Highly selective conversion of CO2 to C2H6 on graphene modified chlorophyll Cu through multi-electron process for artificial photosynthesis†

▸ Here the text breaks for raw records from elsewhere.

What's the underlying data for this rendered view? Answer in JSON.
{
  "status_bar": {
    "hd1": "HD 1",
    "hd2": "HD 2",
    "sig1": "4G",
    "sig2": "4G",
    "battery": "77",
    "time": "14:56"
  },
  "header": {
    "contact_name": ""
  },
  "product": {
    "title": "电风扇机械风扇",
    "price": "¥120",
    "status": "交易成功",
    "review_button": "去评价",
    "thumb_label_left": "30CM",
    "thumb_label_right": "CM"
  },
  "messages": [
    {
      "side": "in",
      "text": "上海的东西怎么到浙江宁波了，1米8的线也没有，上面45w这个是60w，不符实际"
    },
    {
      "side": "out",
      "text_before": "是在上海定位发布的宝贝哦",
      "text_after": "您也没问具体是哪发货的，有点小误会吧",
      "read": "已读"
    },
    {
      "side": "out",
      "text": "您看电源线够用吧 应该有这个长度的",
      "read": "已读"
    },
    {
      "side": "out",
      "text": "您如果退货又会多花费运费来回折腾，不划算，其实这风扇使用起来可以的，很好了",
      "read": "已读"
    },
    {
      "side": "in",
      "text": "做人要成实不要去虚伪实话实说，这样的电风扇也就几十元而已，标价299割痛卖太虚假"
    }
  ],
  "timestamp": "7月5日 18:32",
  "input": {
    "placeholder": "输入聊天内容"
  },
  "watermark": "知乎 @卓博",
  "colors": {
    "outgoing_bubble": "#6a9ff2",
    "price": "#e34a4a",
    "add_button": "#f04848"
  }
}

Artificial photosynthesis is a promising strategy for converting carbon dioxide into hydrocarbon fuels through solar energy as it is clean, economical and environmentally friendly. Herein, we developed a selective and stable photocatalyst for CO2 photocatalytic reduction into C2H6 through a multi-electron transfer pathway without the external sacrificial regents. The core component of this composite catalyst was extracted from a silkworm excrement and modified to make chlorophyll Cu (Chl-Cu), which contained a porphyrin structure as an antenna for light absorption and a Cu cation as an active centre. We found that C2 hydrocarbons such as C2H2, C2H4, and C2H6 tended to generate on chlorophyll-a/graphene. After substituting Mg2+ with Cu2+ cations in the centre of the porphyrin and modifying with graphene, only C2H6 was detected in the 18 hours reaction. This photocatalyst presented an outstanding activity and selectivity for the photocatalytic CO2 reduction (CO2RR) with a C2H6 yield rate at 68.23 μmol m−2 h−1 under visible light irradiation and an apparent quantum efficiency of 1.26% at 420 nm. In this system, the porphyrin rings were excited to produce electron–hole pairs by light. The photo-induced holes oxidized water to produce oxygen while graphene worked as an adsorption centre and electron acceptor for the CO2 reduction.